“It’s an affordable solution (instead of replacing the aircraft fleet). The deal (for the upgrades) has been concluded, in principle,” said Brosnan.
Apart from cyber security and the Typhoon, BAE Systems is also touting other equipment, such as its Bofors naval guns, the Advanced Precision Kill Weapon System, which can turn unguided missiles into guided ones and the Captor radar, which would be included in any Typhoon Malaysia procured.
The company announced that it had received a US$542 million (RM2.39 billion) contract from the United States Department of Defence to provide 145 M777 ultra-lightweight howitzers to the Indian army through a foreign military sale between the US and Indian governments.
“We look forward to working with the Indian army and providing the only battle-proven 155mm ultra-lightweight howitzer in the world.
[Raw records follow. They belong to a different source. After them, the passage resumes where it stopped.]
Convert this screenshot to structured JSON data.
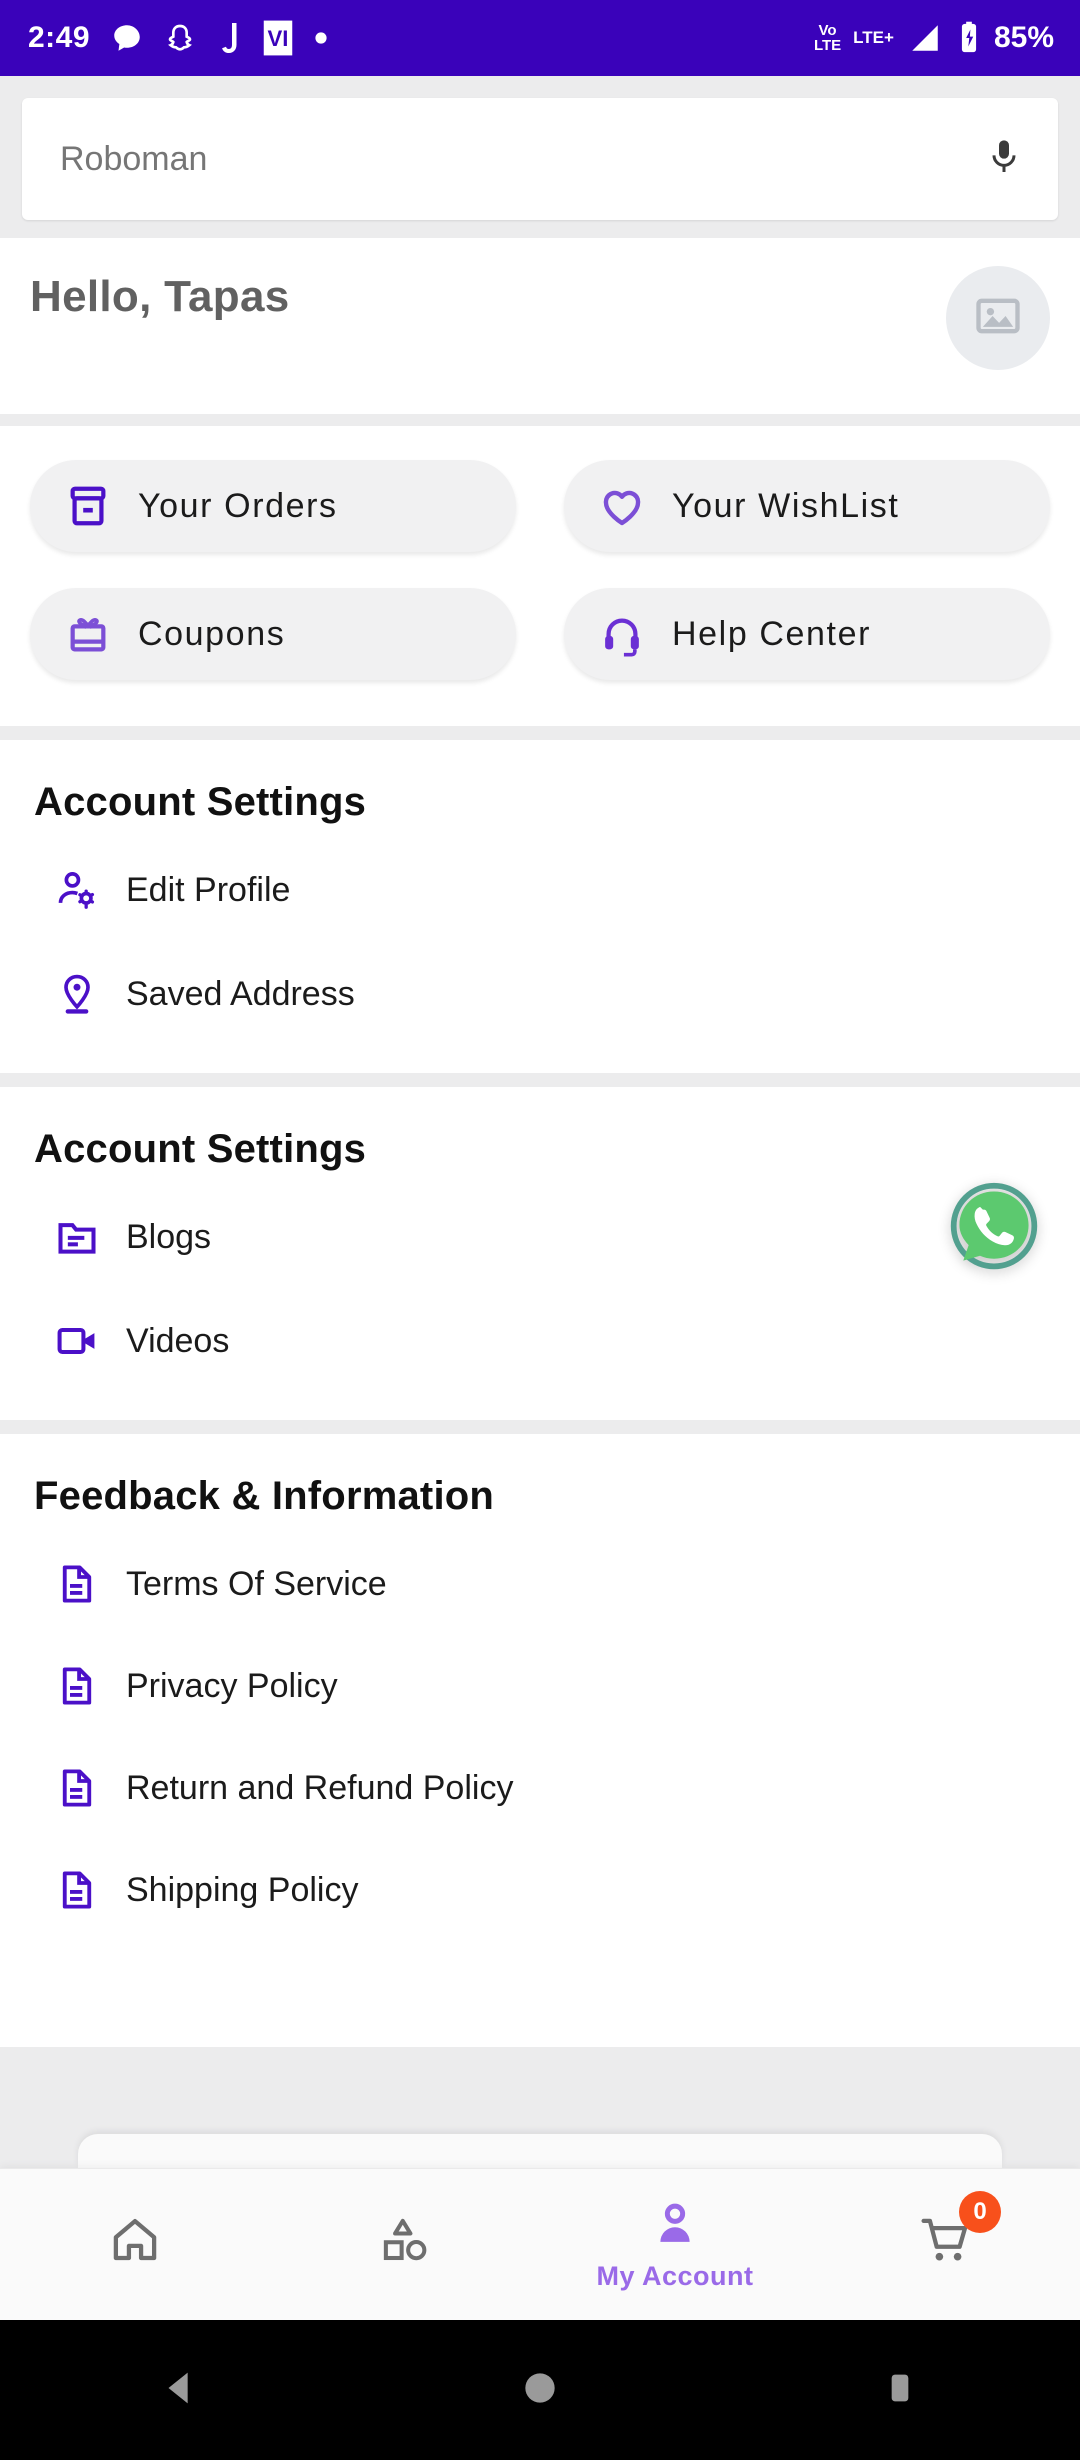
{
  "statusbar": {
    "time": "2:49",
    "notification_icons": [
      "chat-bubble-icon",
      "snapchat-ghost-icon",
      "letter-j-icon",
      "vi-app-icon",
      "dot-icon"
    ],
    "volte_line1": "Vo",
    "volte_line2": "LTE",
    "network": "LTE+",
    "battery_percent": "85%",
    "background_color": "#3a02ba"
  },
  "search": {
    "placeholder": "Roboman",
    "mic_icon": "microphone-icon"
  },
  "greeting": {
    "text": "Hello, Tapas",
    "avatar_icon": "image-placeholder-icon"
  },
  "quick_actions": [
    {
      "label": "Your Orders",
      "icon": "archive-box-icon",
      "color": "#4b10c8"
    },
    {
      "label": "Your WishList",
      "icon": "heart-icon",
      "color": "#7c4fd6"
    },
    {
      "label": "Coupons",
      "icon": "gift-icon",
      "color": "#7c4fd6"
    },
    {
      "label": "Help Center",
      "icon": "headset-icon",
      "color": "#6b30d4"
    }
  ],
  "sections": [
    {
      "title": "Account Settings",
      "items": [
        {
          "label": "Edit Profile",
          "icon": "user-gear-icon"
        },
        {
          "label": "Saved Address",
          "icon": "map-pin-icon"
        }
      ]
    },
    {
      "title": "Account Settings",
      "items": [
        {
          "label": "Blogs",
          "icon": "folder-document-icon"
        },
        {
          "label": "Videos",
          "icon": "video-camera-icon"
        }
      ]
    },
    {
      "title": "Feedback & Information",
      "items": [
        {
          "label": "Terms Of Service",
          "icon": "document-icon"
        },
        {
          "label": "Privacy Policy",
          "icon": "document-icon"
        },
        {
          "label": "Return and Refund Policy",
          "icon": "document-icon"
        },
        {
          "label": "Shipping Policy",
          "icon": "document-icon"
        }
      ]
    }
  ],
  "whatsapp_fab": {
    "icon": "whatsapp-icon",
    "color": "#5cc96f"
  },
  "bottom_nav": {
    "items": [
      {
        "name": "home",
        "icon": "home-icon",
        "label": "",
        "active": false
      },
      {
        "name": "categories",
        "icon": "shapes-icon",
        "label": "",
        "active": false
      },
      {
        "name": "my-account",
        "icon": "person-icon",
        "label": "My Account",
        "active": true
      },
      {
        "name": "cart",
        "icon": "shopping-cart-icon",
        "label": "",
        "active": false,
        "badge": "0"
      }
    ],
    "active_color": "#9a6ae8",
    "inactive_color": "#6e6e6e",
    "badge_color": "#f8501b"
  },
  "android_nav": {
    "back_icon": "triangle-back-icon",
    "home_icon": "circle-home-icon",
    "recents_icon": "square-recents-icon"
  },
  "theme": {
    "primary_purple": "#4b10c8",
    "status_purple": "#3a02ba",
    "page_bg": "#ececed"
  }
}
The M777 will give the Indian army superior artillery capability,” said BAE Systems vicepresident and general manager of weapon systems Joe Senftle.
India will join the US, Canadian, and Australian forces in using the M777, which delivers rapid reaction capability and decisive and responsive firepower in sustained combat conditions.
Deliveries are scheduled to begin in June 2017.
The company also announced that a further series of flight trials of the Typhoon with the lowcollateral, high-precision MBDA Brimstone air-to-surface weapon were successfully completed at its site in Warton, Lancashire.
The trials are part of ongoing development work on the Phase 3 Enhancement (P3E) package for Typhoon, which will also deliver further sensor and mission system upgrades as part of Project Centurion, the programme to ensure a smooth transition of Tornado capabilities on to Typhoon for the Royal Air Force by the end of next year.
BAE Systems military air and information business chief test pilot Steve Formoso said the flight trials included Aero Data Gathering flights to test how the addition of the Brimstone weapon and other assets interacted with the aircraft’s flight control system software.
“The detailed results of these trials will now be analysed and further testing carried out ahead of firing trials. The low-collateral Brimstone will provide the Typhoon pilot with the ability to precisely attack fast-moving targets at range, further enhancing the aircraft’s already potent airto-surface capabilities.”
RMAF’s fleet of Hawk aircraft is being upgraded.
The Typhoon is one of two aircraft said to be in the shortlist for the RMAF’s MRCA replacement programme.